_Aim of the exercise_. Images do not belong in the copy; retype the rest of the entries below exactly.

== The input ==

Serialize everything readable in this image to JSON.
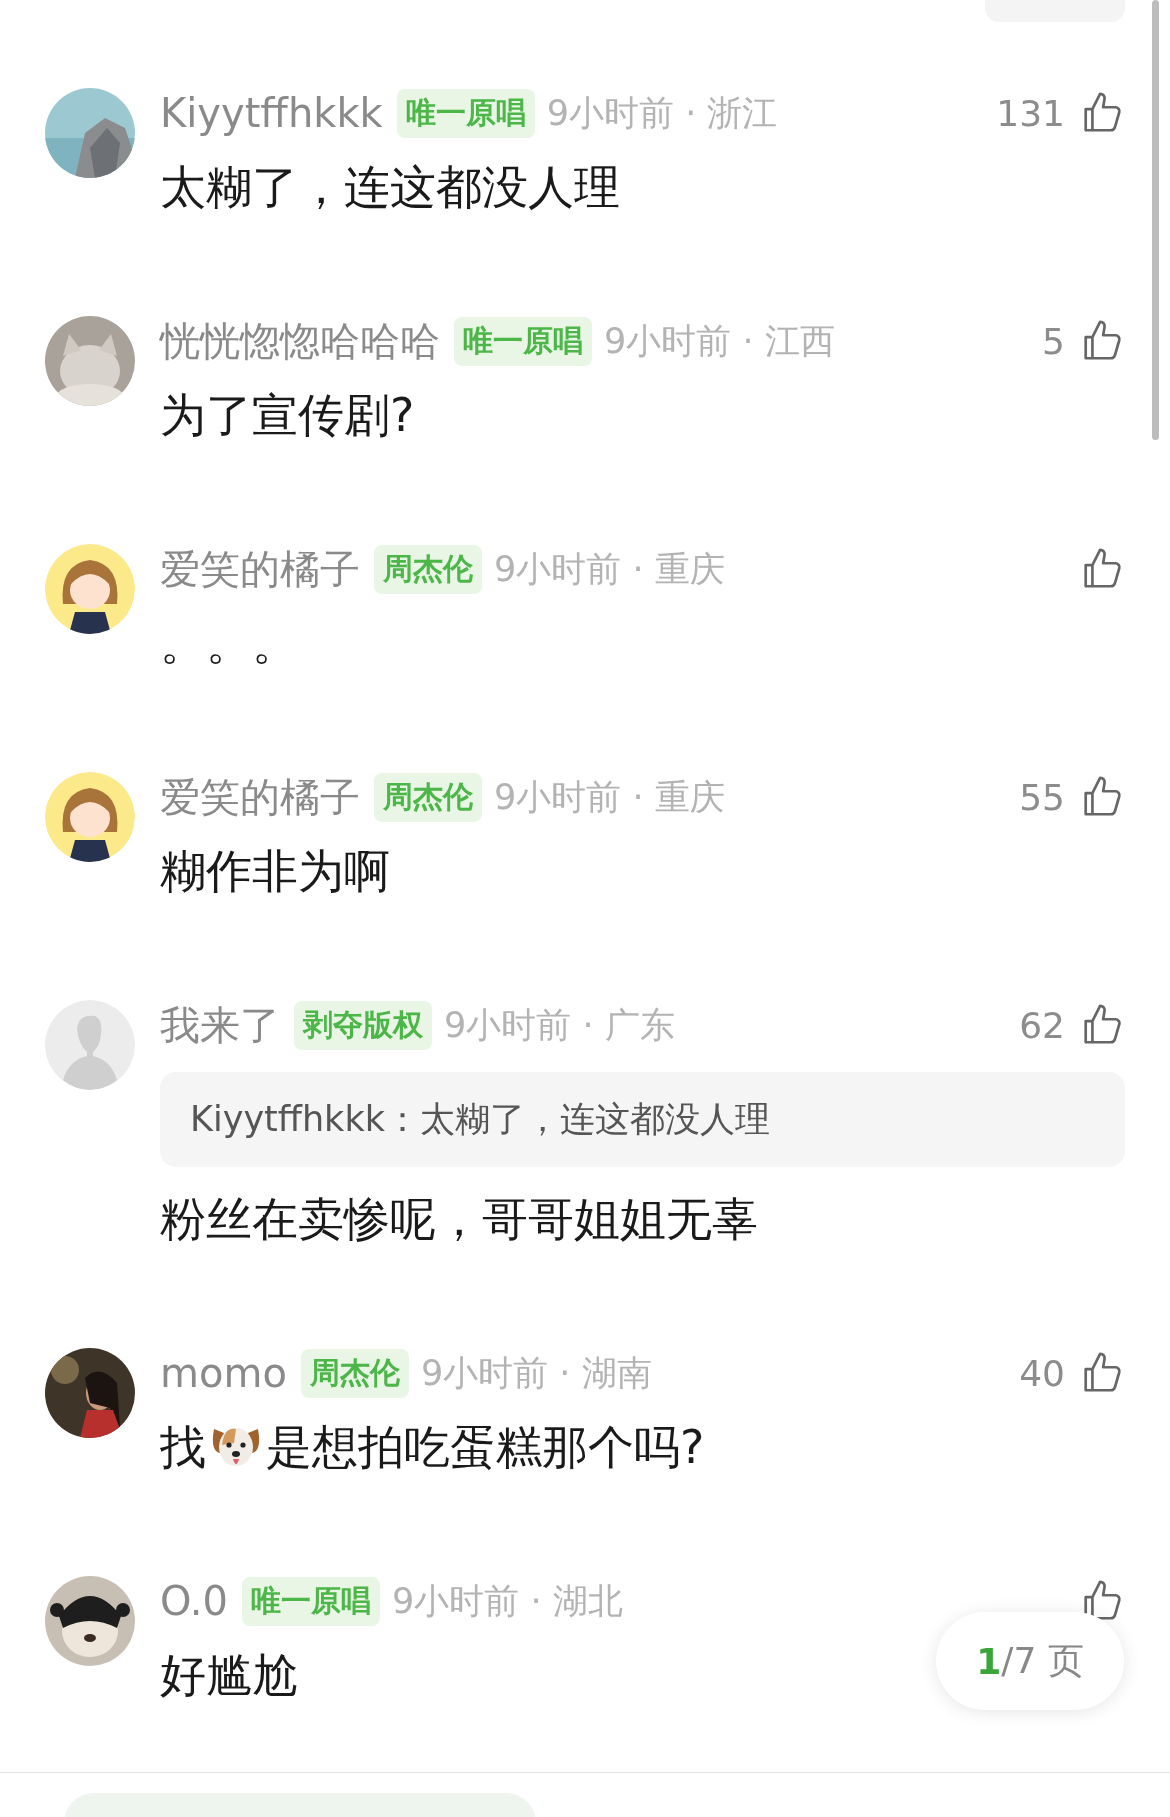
{
  "comments": [
    {
      "name": "Kiyytffhkkk",
      "badge": "唯一原唱",
      "meta": "9小时前 · 浙江",
      "likes": "131",
      "content": [
        {
          "kind": "text",
          "text": "太糊了，连这都没人理"
        }
      ]
    },
    {
      "name": "恍恍惚惚哈哈哈",
      "badge": "唯一原唱",
      "meta": "9小时前 · 江西",
      "likes": "5",
      "content": [
        {
          "kind": "text",
          "text": "为了宣传剧?"
        }
      ]
    },
    {
      "avatar": {
        "kind": "cartoon"
      },
      "name": "爱笑的橘子",
      "badge": "周杰伦",
      "meta": "9小时前 · 重庆",
      "content": [
        {
          "kind": "text",
          "text": "。。。"
        }
      ]
    },
    {
      "avatar": {
        "kind": "cartoon"
      },
      "name": "爱笑的橘子",
      "badge": "周杰伦",
      "meta": "9小时前 · 重庆",
      "likes": "55",
      "content": [
        {
          "kind": "text",
          "text": "糊作非为啊"
        }
      ]
    },
    {
      "avatar": {
        "kind": "default"
      },
      "name": "我来了",
      "badge": "剥夺版权",
      "meta": "9小时前 · 广东",
      "likes": "62",
      "quote": "Kiyytffhkkk：太糊了，连这都没人理",
      "content": [
        {
          "kind": "text",
          "text": "粉丝在卖惨呢，哥哥姐姐无辜"
        }
      ]
    },
    {
      "name": "momo",
      "badge": "周杰伦",
      "meta": "9小时前 · 湖南",
      "likes": "40",
      "content": [
        {
          "kind": "text",
          "text": "找"
        },
        {
          "kind": "emoji"
        },
        {
          "kind": "text",
          "text": "是想拍吃蛋糕那个吗?"
        }
      ]
    },
    {
      "name": "O.0",
      "badge": "唯一原唱",
      "meta": "9小时前 · 湖北",
      "content": [
        {
          "kind": "text",
          "text": "好尴尬"
        }
      ]
    }
  ],
  "pager": {
    "current": "1",
    "rest": "/7 页"
  }
}
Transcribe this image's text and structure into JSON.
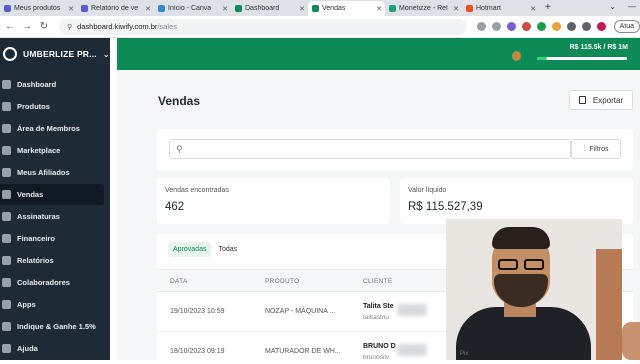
{
  "browser": {
    "tabs": [
      {
        "label": "Meus produtos",
        "color": "#5b5bd6",
        "active": false
      },
      {
        "label": "Relatório de ve",
        "color": "#5b5bd6",
        "active": false
      },
      {
        "label": "Início - Canva",
        "color": "#2d8bdb",
        "active": false
      },
      {
        "label": "Dashboard",
        "color": "#0e8a56",
        "active": false
      },
      {
        "label": "Vendas",
        "color": "#0e8a56",
        "active": true
      },
      {
        "label": "Monetizze - Rel",
        "color": "#1aa27e",
        "active": false
      },
      {
        "label": "Hotmart",
        "color": "#f04e23",
        "active": false
      }
    ],
    "new_tab": "+",
    "url_host": "dashboard.kiwify.com.br",
    "url_path": "/sales",
    "profile_label": "Atua"
  },
  "sidebar": {
    "brand": "UMBERLIZE PR...",
    "items": [
      {
        "label": "Dashboard"
      },
      {
        "label": "Produtos"
      },
      {
        "label": "Área de Membros"
      },
      {
        "label": "Marketplace"
      },
      {
        "label": "Meus Afiliados"
      },
      {
        "label": "Vendas"
      },
      {
        "label": "Assinaturas"
      },
      {
        "label": "Financeiro"
      },
      {
        "label": "Relatórios"
      },
      {
        "label": "Colaboradores"
      },
      {
        "label": "Apps"
      },
      {
        "label": "Indique & Ganhe 1.5%"
      },
      {
        "label": "Ajuda"
      }
    ]
  },
  "topbar": {
    "revenue": "R$ 115.5k / R$ 1M",
    "progress_fraction": 0.115,
    "accent": "#0e8a56"
  },
  "page": {
    "title": "Vendas",
    "export_label": "Exportar",
    "filters_label": "Filtros",
    "search_placeholder": ""
  },
  "stats": {
    "sales_found_label": "Vendas encontradas",
    "sales_found_value": "462",
    "net_value_label": "Valor líquido",
    "net_value_value": "R$ 115.527,39"
  },
  "table": {
    "tabs": [
      {
        "label": "Aprovadas"
      },
      {
        "label": "Todas"
      }
    ],
    "columns": [
      "DATA",
      "PRODUTO",
      "CLIENTE"
    ],
    "rows": [
      {
        "date": "19/10/2023 10:59",
        "product": "NOZAP - MÁQUINA ...",
        "client_name": "Talita Ste",
        "client_email": "talitastnu"
      },
      {
        "date": "18/10/2023 09:19",
        "product": "MATURADOR DE WH...",
        "client_name": "BRUNO D",
        "client_email": "brunosilv"
      }
    ]
  },
  "webcam": {
    "caption": "Pix"
  }
}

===

_Exercise solution_.
Serialize everything readable in this image to JSON.
{
  "comments": [
    {
      "name": "Kiyytffhkkk",
      "badge": "唯一原唱",
      "meta": "9小时前 · 浙江",
      "likes": "131",
      "content": [
        {
          "kind": "text",
          "text": "太糊了，连这都没人理"
        }
      ]
    },
    {
      "name": "恍恍惚惚哈哈哈",
      "badge": "唯一原唱",
      "meta": "9小时前 · 江西",
      "likes": "5",
      "content": [
        {
          "kind": "text",
          "text": "为了宣传剧?"
        }
      ]
    },
    {
      "avatar": {
        "kind": "cartoon"
      },
      "name": "爱笑的橘子",
      "badge": "周杰伦",
      "meta": "9小时前 · 重庆",
      "content": [
        {
          "kind": "text",
          "text": "。。。"
        }
      ]
    },
    {
      "avatar": {
        "kind": "cartoon"
      },
      "name": "爱笑的橘子",
      "badge": "周杰伦",
      "meta": "9小时前 · 重庆",
      "likes": "55",
      "content": [
        {
          "kind": "text",
          "text": "糊作非为啊"
        }
      ]
    },
    {
      "avatar": {
        "kind": "default"
      },
      "name": "我来了",
      "badge": "剥夺版权",
      "meta": "9小时前 · 广东",
      "likes": "62",
      "quote": "Kiyytffhkkk：太糊了，连这都没人理",
      "content": [
        {
          "kind": "text",
          "text": "粉丝在卖惨呢，哥哥姐姐无辜"
        }
      ]
    },
    {
      "name": "momo",
      "badge": "周杰伦",
      "meta": "9小时前 · 湖南",
      "likes": "40",
      "content": [
        {
          "kind": "text",
          "text": "找"
        },
        {
          "kind": "emoji"
        },
        {
          "kind": "text",
          "text": "是想拍吃蛋糕那个吗?"
        }
      ]
    },
    {
      "name": "O.0",
      "badge": "唯一原唱",
      "meta": "9小时前 · 湖北",
      "content": [
        {
          "kind": "text",
          "text": "好尴尬"
        }
      ]
    }
  ],
  "pager": {
    "current": "1",
    "rest": "/7 页"
  }
}
Transcribe this image's text and structure into JSON.
{
  "browser": {
    "tabs": [
      {
        "label": "Meus produtos",
        "color": "#5b5bd6",
        "active": false
      },
      {
        "label": "Relatório de ve",
        "color": "#5b5bd6",
        "active": false
      },
      {
        "label": "Início - Canva",
        "color": "#2d8bdb",
        "active": false
      },
      {
        "label": "Dashboard",
        "color": "#0e8a56",
        "active": false
      },
      {
        "label": "Vendas",
        "color": "#0e8a56",
        "active": true
      },
      {
        "label": "Monetizze - Rel",
        "color": "#1aa27e",
        "active": false
      },
      {
        "label": "Hotmart",
        "color": "#f04e23",
        "active": false
      }
    ],
    "new_tab": "+",
    "url_host": "dashboard.kiwify.com.br",
    "url_path": "/sales",
    "profile_label": "Atua"
  },
  "sidebar": {
    "brand": "UMBERLIZE PR...",
    "items": [
      {
        "label": "Dashboard"
      },
      {
        "label": "Produtos"
      },
      {
        "label": "Área de Membros"
      },
      {
        "label": "Marketplace"
      },
      {
        "label": "Meus Afiliados"
      },
      {
        "label": "Vendas"
      },
      {
        "label": "Assinaturas"
      },
      {
        "label": "Financeiro"
      },
      {
        "label": "Relatórios"
      },
      {
        "label": "Colaboradores"
      },
      {
        "label": "Apps"
      },
      {
        "label": "Indique & Ganhe 1.5%"
      },
      {
        "label": "Ajuda"
      }
    ]
  },
  "topbar": {
    "revenue": "R$ 115.5k / R$ 1M",
    "progress_fraction": 0.115,
    "accent": "#0e8a56"
  },
  "page": {
    "title": "Vendas",
    "export_label": "Exportar",
    "filters_label": "Filtros",
    "search_placeholder": ""
  },
  "stats": {
    "sales_found_label": "Vendas encontradas",
    "sales_found_value": "462",
    "net_value_label": "Valor líquido",
    "net_value_value": "R$ 115.527,39"
  },
  "table": {
    "tabs": [
      {
        "label": "Aprovadas"
      },
      {
        "label": "Todas"
      }
    ],
    "columns": [
      "DATA",
      "PRODUTO",
      "CLIENTE"
    ],
    "rows": [
      {
        "date": "19/10/2023 10:59",
        "product": "NOZAP - MÁQUINA ...",
        "client_name": "Talita Ste",
        "client_email": "talitastnu"
      },
      {
        "date": "18/10/2023 09:19",
        "product": "MATURADOR DE WH...",
        "client_name": "BRUNO D",
        "client_email": "brunosilv"
      }
    ]
  },
  "webcam": {
    "caption": "Pix"
  }
}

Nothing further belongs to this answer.